By Ritesh Kumar Singh
Smaller business entities are often associated with the informal sector and widely believed to dodge taxes and bypass tough labour regulations. However, an increasing number of firms engaged in consultancy, research and advisory, and other knowledge intensive services – often with substantial portion of their sales as exports – are part of the country’s formal sector.
Though such firms have fewer employees compared to large firms, they are registered with registrar of companies (RoC) and GSTIN network, and are usually tax compliant. Yet, they are subject to several disadvantages that big businesses don’t have to face and that affect their cost competitiveness and growth prospects. The result is lower investment and loss of thousands of potential jobs.
Nurturing this sub-segment of the formal sector will aid economic growth, improve tax to GDP ratio and create good jobs that the government has been trying to achieve through its formalisation attempts. While demonetisation jolted the informal sector dependent on cash, heavy indebtedness has been troubling large corporations, while the compliance burden is suffocating the smaller business sub-segment of the formal economy.
Reducing compliance burden and associated costs for small businesses is a low hanging fruit that need not be postponed for the future, if we’re serious about achieving our $5 trillion dream by 2024. While low interest rates or low cost credit won’t hurt small business entities, it’s not the ‘cost of credit’ but availability of institutional credit that is hampering their growth prospects. While investors insist on their incorporation as private limited companies, banks don’t like the idea of limited liability set ups.
A large number of firms in this sub-segment deal in services, but the banks’ credit appraisal and disbursal system is more suited to manufacturing firms. Thus, when a newly incorporated consultancy services company approached the country’s second largest public sector bank by market cap for a loan, the bank refused to oblige saying that the value of company’s tangible assets should be at least ten times the loan value.
Personal guarantee of the company’s directors with Cibil scores of 800 was no help either. Banks look for ownership of land, factory sites or stock in trade as collaterals that small service companies with few assets may not be able to furnish, and thus are denied bank credit.

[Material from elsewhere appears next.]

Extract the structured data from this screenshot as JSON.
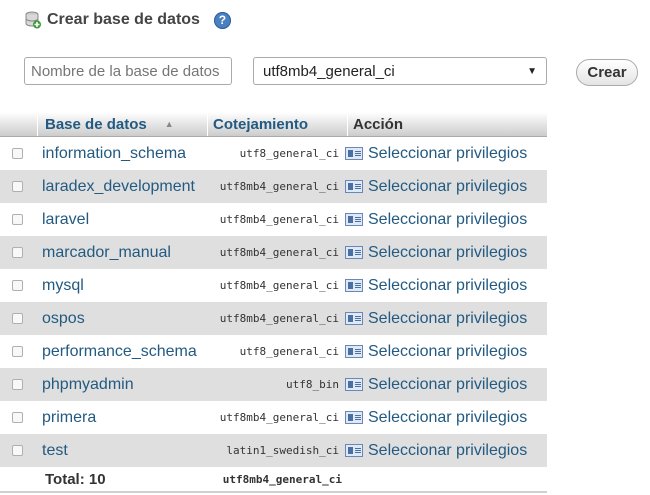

Delayed payment from larger private and public sector companies is a common irritant for smaller firms supplying goods and services to them. Many smaller firms do export but our banks have been fleecing them by extracting exorbitant forex conversion charges that could be as much as 3%. No wonder, India’s global export share is so low compared to its size and potential.

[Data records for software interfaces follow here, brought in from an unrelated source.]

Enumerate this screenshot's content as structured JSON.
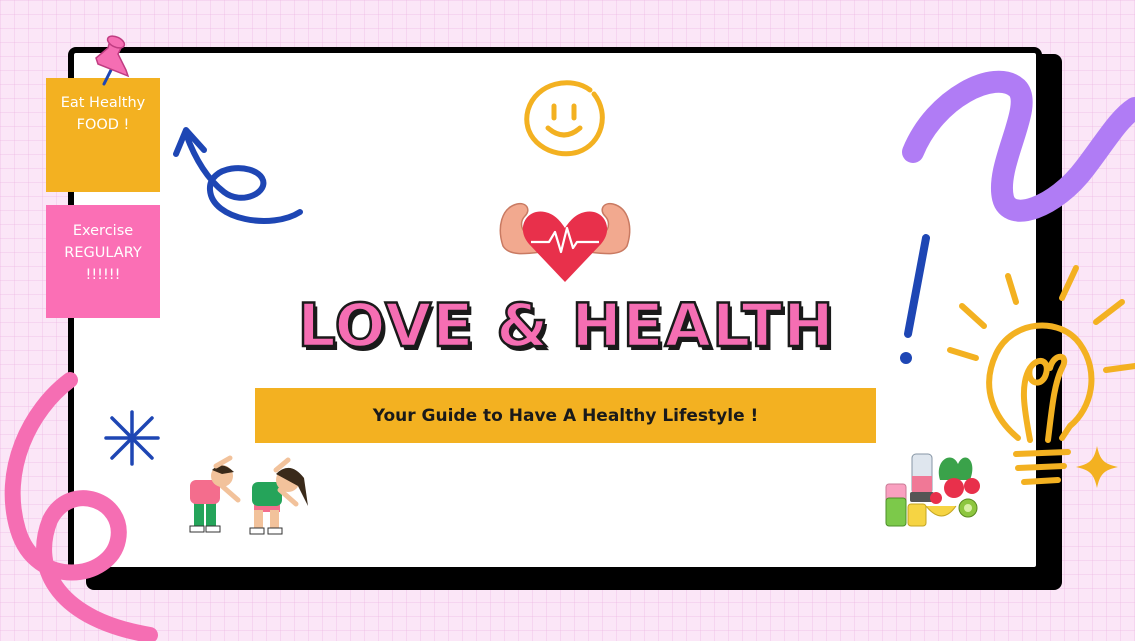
{
  "notes": {
    "food": [
      "Eat Healthy",
      "FOOD !"
    ],
    "exercise": [
      "Exercise",
      "REGULARY",
      "!!!!!!"
    ]
  },
  "title": "LOVE & HEALTH",
  "subtitle": "Your Guide to Have A Healthy Lifestyle !",
  "colors": {
    "background": "#fbe6f7",
    "pink": "#f56eb3",
    "yellow": "#f3b121",
    "blue": "#1e46b4",
    "purple": "#b07cf5",
    "heart": "#e8304b"
  },
  "icons": [
    "pushpin-icon",
    "smiley-icon",
    "heart-arms-icon",
    "lightbulb-icon",
    "sparkle-icon",
    "asterisk-icon",
    "curly-arrow-icon",
    "exercising-kids-icon",
    "food-icon"
  ]
}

For getting export incentives, a company small or big must have Import-Export Code (IEC) from DGFT and RCMC (Registration Cum Membership Certificate) from a relevant export promotion council. However, many of our export promotion councils don’t distinguish between large companies and small companies when it comes to their membership charges.
The more complex the regulations and compliance requirements, the greater is the disadvantage small business entities which don’t have dedicated regulatory affairs teams or financial muscle to deal with them. The badly designed and poorly implemented GST regime is a big pain for smaller business entities and that may be the reason why so many of them have been avoiding it for long.

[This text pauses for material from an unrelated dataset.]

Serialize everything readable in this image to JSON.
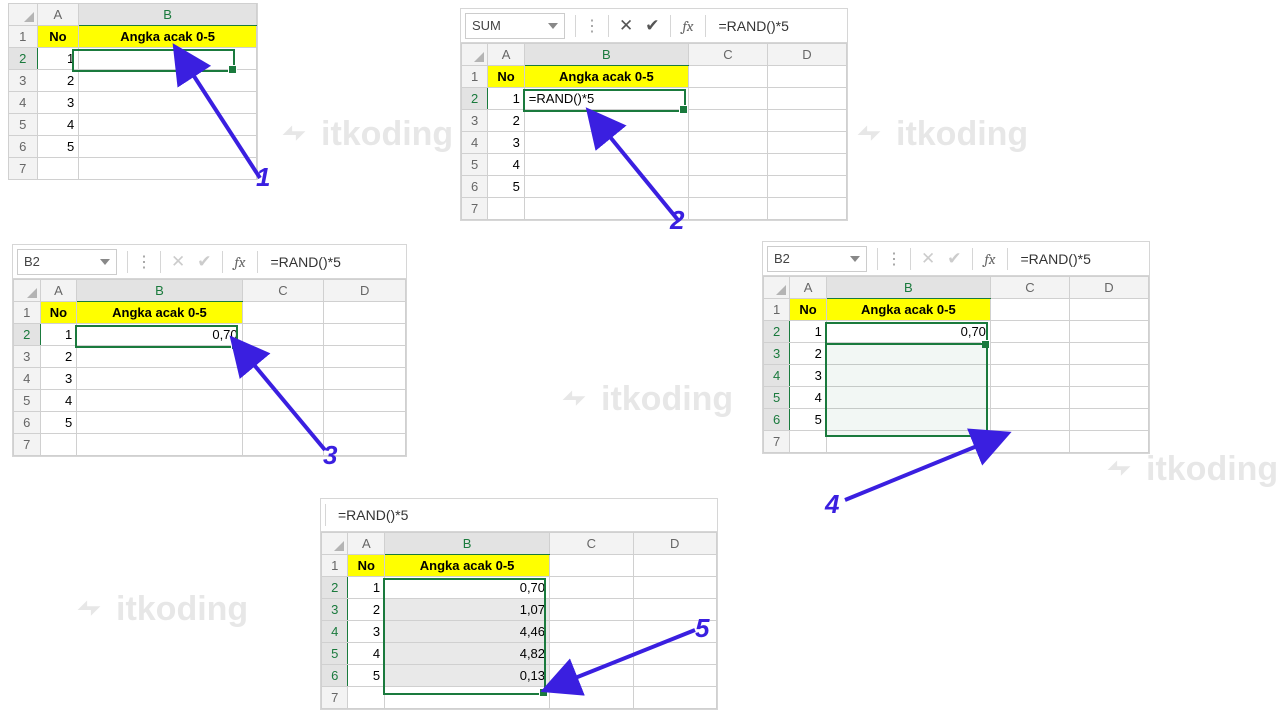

Irrespective of its turnover a small business entity has to file monthly, then quarterly, and if its revenue crosses Rs 2 crore annual GST as well. It has to file quarterly TDS returns. Then there is director’s e-KYC, audit and multiple financial reportings and filings with scary names such as AoC4, ADT1 and MGT7 that overwhelm smaller companies.
More rules mean more inspectors to deal with. All these filings and reportings shouldn’t be discouraging small entrepreneurs and professionals from starting their own ventures if we’re serious about expanding the formal economy, good jobs and tax base. So far it seems the major beneficiary of the GST regime are chartered accountants who are getting lots of work to do and make money in the process.
Regulatory experts say our complex rules induce small firms to remain small. It’s compliance burden and not high interest or tax rates that are choking smaller business entities. Hence, the solution doesn’t lie in reducing interest and tax rates or increasing subsidies that mostly benefit large corporates. Second, with banks in general preferring established big companies to lend to, small business entities – especially those in the services sector – are often denied bank credit.
Given this backdrop, two things – rationalising regulatory requirements and easy (not necessarily cheap) credit – will help small businesses. Reducing compliance burden will help small firms save a lot of time and money that could be used for marketing their products and services. To ease access to bank credit, the government should further strengthen its flagship programme, PSB Loan in 59 minutes portal by encouraging private banks to join it or have their own loan portals.
Instead of monthly and quarterly GST, and quarterly TDS filings, we should adopt annual filings, say for entities with turnover of less than Rs 2 crore per annum, though payment of GST and TDS can continue as usual so that government finances are not affected. This is the minimum that the government could do to really help small businesses. Implementing these suggestions won’t require much money but only intent.
(The writer is a business economist with Indonomics Consulting)